This week we continue our investigation into the world of online politics by talking with Mary Joyce about digital activism. We discuss what qualifies as digital activism, the value of research that focuses on the big picture, and the relationship between these new technologies and more traditional forms of social organizing.
This week we talk with Gabriella Coleman about her current research on Anonymous and her recently published book, Coding Freedom: The Ethics and Aesthetics of Hacking, which you can download for free under a Creative Commons license. We discuss the rise of Anonymous, how to research a web-based collective whose members hide their identity, the art of “trolling”, and the political significance of the group.

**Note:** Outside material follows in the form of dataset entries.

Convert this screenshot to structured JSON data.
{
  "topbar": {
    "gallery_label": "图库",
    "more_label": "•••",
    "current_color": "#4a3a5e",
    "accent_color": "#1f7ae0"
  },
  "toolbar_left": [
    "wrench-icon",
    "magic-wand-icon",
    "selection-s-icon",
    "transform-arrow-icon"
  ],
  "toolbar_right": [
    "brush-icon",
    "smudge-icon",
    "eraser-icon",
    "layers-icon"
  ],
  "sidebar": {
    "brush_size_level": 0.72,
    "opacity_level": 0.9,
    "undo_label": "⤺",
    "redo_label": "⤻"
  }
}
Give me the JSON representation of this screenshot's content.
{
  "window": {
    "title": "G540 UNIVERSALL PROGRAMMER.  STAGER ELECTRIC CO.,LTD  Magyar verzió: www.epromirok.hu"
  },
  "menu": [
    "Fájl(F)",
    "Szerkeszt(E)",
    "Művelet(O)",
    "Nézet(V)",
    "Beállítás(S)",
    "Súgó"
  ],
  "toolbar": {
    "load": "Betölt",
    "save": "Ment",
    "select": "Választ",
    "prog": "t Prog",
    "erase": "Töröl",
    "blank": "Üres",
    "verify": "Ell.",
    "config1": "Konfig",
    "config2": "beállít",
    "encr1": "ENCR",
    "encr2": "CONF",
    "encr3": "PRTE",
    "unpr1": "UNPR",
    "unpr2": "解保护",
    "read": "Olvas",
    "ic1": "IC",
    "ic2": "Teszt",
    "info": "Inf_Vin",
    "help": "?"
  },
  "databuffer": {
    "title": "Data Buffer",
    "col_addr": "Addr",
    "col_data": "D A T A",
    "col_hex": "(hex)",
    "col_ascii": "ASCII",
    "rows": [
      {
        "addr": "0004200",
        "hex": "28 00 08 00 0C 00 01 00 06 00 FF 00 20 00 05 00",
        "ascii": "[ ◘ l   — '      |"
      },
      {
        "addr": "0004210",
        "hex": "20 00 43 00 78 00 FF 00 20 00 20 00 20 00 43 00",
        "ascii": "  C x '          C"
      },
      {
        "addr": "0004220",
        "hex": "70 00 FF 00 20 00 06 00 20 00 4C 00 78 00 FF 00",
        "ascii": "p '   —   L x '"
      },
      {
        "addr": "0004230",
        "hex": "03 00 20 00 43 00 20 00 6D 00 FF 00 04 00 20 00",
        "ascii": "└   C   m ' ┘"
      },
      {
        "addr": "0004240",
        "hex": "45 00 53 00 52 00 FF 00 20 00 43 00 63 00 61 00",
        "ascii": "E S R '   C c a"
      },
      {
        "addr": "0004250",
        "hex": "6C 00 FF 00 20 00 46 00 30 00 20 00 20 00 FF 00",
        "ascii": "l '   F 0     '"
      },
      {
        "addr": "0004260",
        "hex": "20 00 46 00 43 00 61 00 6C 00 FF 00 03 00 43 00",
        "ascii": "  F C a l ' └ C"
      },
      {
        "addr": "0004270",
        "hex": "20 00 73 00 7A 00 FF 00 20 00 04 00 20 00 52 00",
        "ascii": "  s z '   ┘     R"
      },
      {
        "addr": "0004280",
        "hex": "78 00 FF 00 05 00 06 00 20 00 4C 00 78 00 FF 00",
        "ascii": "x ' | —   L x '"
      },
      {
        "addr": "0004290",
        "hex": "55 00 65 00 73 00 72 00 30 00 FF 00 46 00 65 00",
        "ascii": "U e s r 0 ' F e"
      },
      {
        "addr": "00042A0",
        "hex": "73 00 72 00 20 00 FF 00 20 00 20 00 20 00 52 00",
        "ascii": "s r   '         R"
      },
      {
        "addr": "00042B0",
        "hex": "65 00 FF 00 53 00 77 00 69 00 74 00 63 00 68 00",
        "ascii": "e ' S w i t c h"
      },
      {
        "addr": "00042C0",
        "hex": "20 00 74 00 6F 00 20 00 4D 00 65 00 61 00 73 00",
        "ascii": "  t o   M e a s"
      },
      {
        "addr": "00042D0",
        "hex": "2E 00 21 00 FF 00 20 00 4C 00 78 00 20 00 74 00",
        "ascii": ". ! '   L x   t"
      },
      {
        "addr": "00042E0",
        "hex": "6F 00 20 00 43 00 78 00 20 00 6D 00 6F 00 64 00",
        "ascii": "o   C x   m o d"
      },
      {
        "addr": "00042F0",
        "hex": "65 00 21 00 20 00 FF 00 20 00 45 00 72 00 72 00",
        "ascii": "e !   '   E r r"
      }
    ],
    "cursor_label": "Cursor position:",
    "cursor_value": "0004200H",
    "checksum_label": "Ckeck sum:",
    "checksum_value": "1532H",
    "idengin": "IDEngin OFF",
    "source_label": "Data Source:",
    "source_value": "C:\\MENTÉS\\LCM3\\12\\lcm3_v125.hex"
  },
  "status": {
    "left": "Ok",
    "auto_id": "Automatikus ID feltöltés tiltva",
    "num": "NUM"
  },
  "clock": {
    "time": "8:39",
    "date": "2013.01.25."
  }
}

The Society Pages’ Community Page Cyborgology has also written a review of Coding Freedom, which can be read here.
This week we talk with Joshua I. Newman and Michael Giardina about their recent book [Sport, Spectacle, and NASCAR Nation: Consumption and the Cultural Politics of Neoliberalism]. Our conversation covers topics including the whiteness of stock car racing, religion and rebellion at the race track, and the production and consumption of Southern identity. We also discuss the value of researching NASCAR, sports, and other popular culture activities.
This week we talk with Shadd Maruna and Fergus McNeill about their documentary project, The Road From Crime. This documentary was produced as part of the larger Discovering Desistance Project, which aims to share knowledge and improve understanding of why people desist from crime. First, we hear a clip from the opening sequence of the film, then we talk with Shadd and Fergus themselves as they describe the process of producing this project.
In this episode, we talk with University of Pittsburgh School of Law Professor David Harris about his new book Failed Evidence: Why Law Enforcement Resists Science. We discuss the cultural and organizational resistance to adopting scientific techniques into police and prosecutorial practices, and what social scientists can do about it.